Mortimer’s Patch was a popular drama series following Detective Sergeant Doug Mortimer (Terence Cooper) at work in the town of Cobham. Mortimer plays a city cop returning to his rural roots; Don Selwyn is Sergeant Bob Storey. The series was NZ’s first police drama, and a rare local drama to top ratings. Mortimer's Patch was made when the archetype of the ‘community cop’ everyone knew was still a powerful one, and it was a counterweight to the faceless riot policing of the Springbok Tour. Three series were made.

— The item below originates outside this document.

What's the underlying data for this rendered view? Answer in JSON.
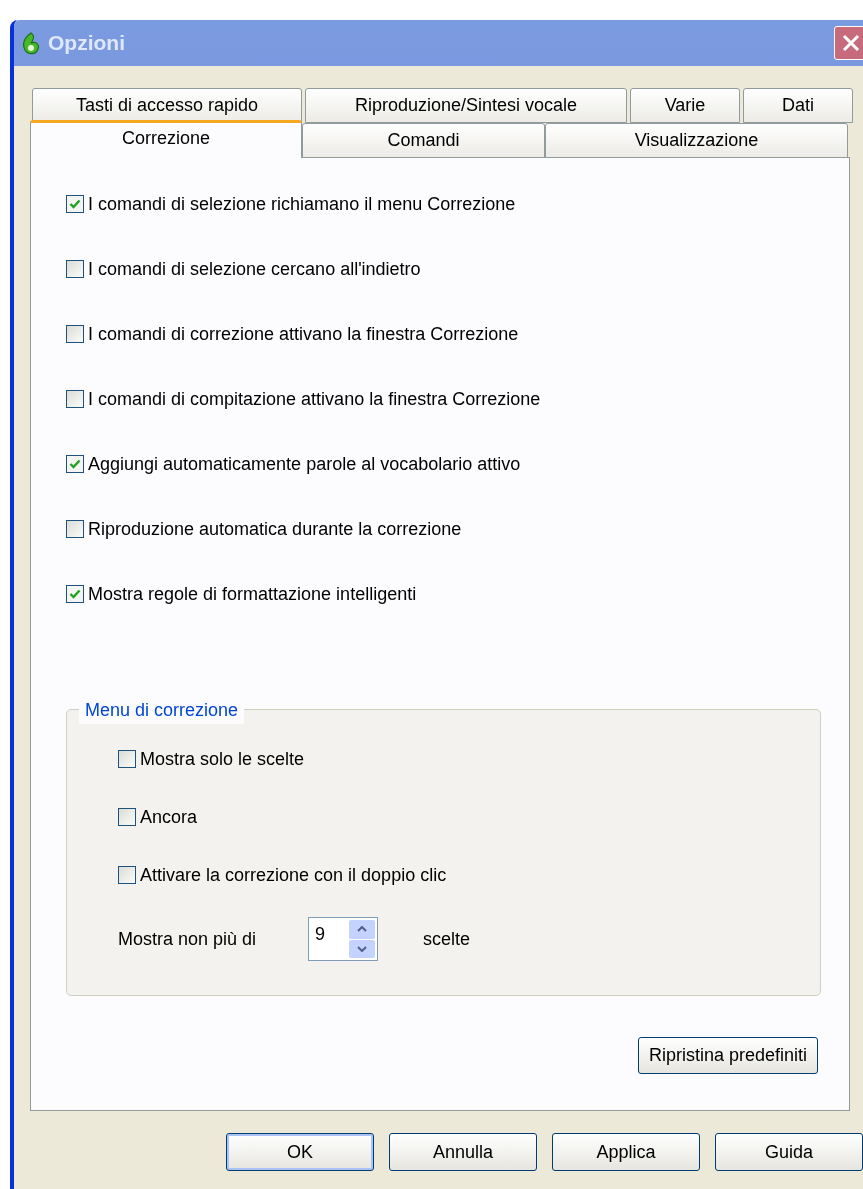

In the 1970s Yorkshire emigre Craig Harrison turned the odd couple tale of a Māori and a Yorkshireman into a novel, a radio play, and this popular sitcom. Joe (Stephen Gledhill) is the nervy, university-educated librarian; his flatmate is city-raised Koro (Rawiri Paratene, in one of his earliest lead roles) who works in a fish and chip shop. In this episode, Koro’s dodgy homemade wine helps inspire embarrassing scenes at a party of Joe’s friends. Among drunkard Pākehā, watch out for a paralytic Kevin J Wilson, and a rare pre-Pork Pie appearance by Claire Oberman.

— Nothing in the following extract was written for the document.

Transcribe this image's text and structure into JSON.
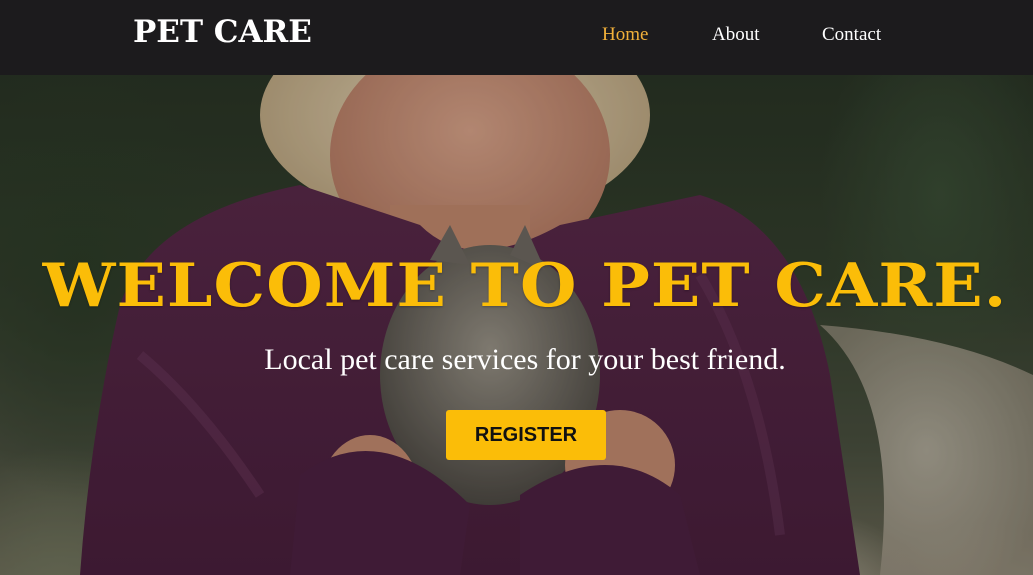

This classic kids’ adventure tale follows a 13-year-old boy on a quest to find his father, missing amidst the 1860s Otago gold rush. When it launched in September 1976, the 13 part series was the most expensive local TV drama yet made. Under the reins of director Tom Parkinson, the series brandished unprecedented production values, and panned the Central Otago vistas for all their worth. Its huge local popularity was matched abroad (BBC screened it multiple times); it showed that NZ-made kids’ drama could be exported, and helped establish the new second television channel.